Joe and Anka nearly break up. They have portentous nighttime encounters with a stray dog (Joe) and a sex worker (Anka), who call to mind what life is like when no one cares for you (in the former case) or when your choices are so limited they may as well not exist (in the latter). Earlier, Joe had seen a dead dog frozen in the snow; later, when they return to the children’s home, Anka sees two empty chairs (evocative of the ones in the “House of Special Purpose” where the Romanoffs were murdered; this is one of the first times the anthology format has really worked in the show’s favor, making intuitive rather than linear connections and letting our imagination do the rest). These sights fill them each with evident, and in the latter case almost supernatural, dread.

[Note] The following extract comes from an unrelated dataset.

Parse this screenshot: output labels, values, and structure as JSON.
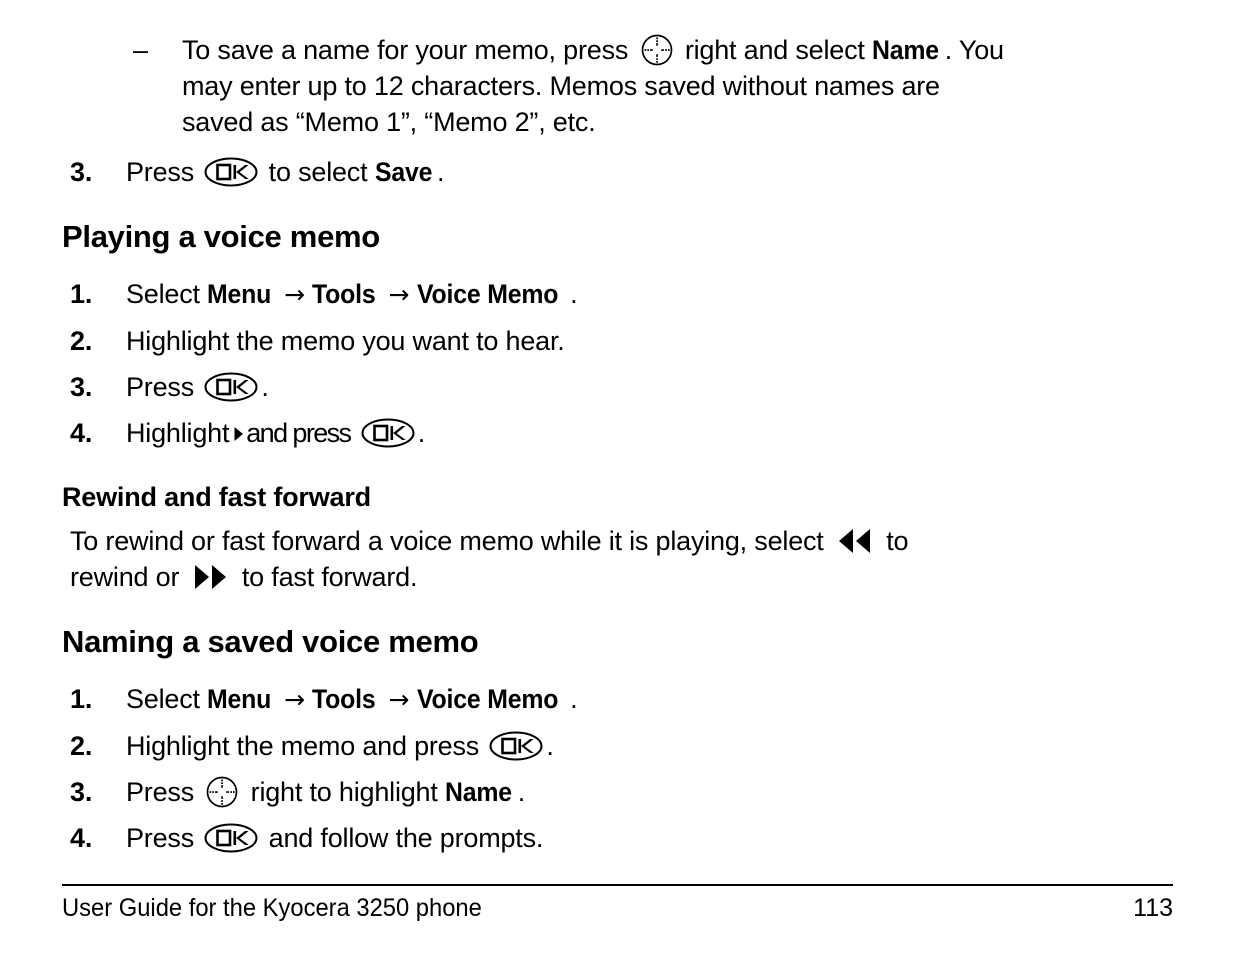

In the end, Joe compromises his values — and, one assumes, Anka buries the painful knowledge that he must blame her for making him do so. When Anka refuses to adopt Oksana, and Elena and the director of the children’s home protest, Jay steps in to defend his wife, saying she has every right to make this decision. He’s ready to flee with her when those chairs give her a bad feeling. But finally, in a last-ditch effort to preserve the deal, Elena and her colleague drop the bullshit they’d been feeding them all along and produce a healthy baby to give them instead. Joe and Anka bluff their way through the old switcheroo in front of the judge in charge of the custody hearing, and jet home to America, smiling at the little one all the way.
Only … not really. When they pose for a photo outside the orphanage to commemorate the happy occasion, Joe’s smile is more like the grin of someone who’s deeply confused about what’s going on but understands he’s meant to be smiling anyway, or perhaps the grin of someone who’s trying to tough out a persistent physical pain. In the episode’s final shot, he turns from Anka and “Oksana” and looks out the window, dropping his smile as suddenly and severely as he did at the customs checkpoint when they arrived. The baby isn’t all he’s bringing home: life-overshadowing guilt, marriage-destroying resentment, and the kind of sorrow that can prematurely age you are all coming too.
And I think it would be a mistake to believe Anka’s problems have all been solved because she got the healthy baby she wanted. She has years ahead of her in which the joy of parenthood can subside long enough for her to remember that on a fundamental level, the man with whom she’s chosen to spend her life thinks she’s some kind of monster. Both of them spent so much time thinking about how trapped they felt in their inability to have a baby, and then about how trapped the baby they initially received and then rejected would be in her own illness and poverty, that neither gave any thought to the trap they’d just sprung on themselves. They’ll have a lifetime to think about it now.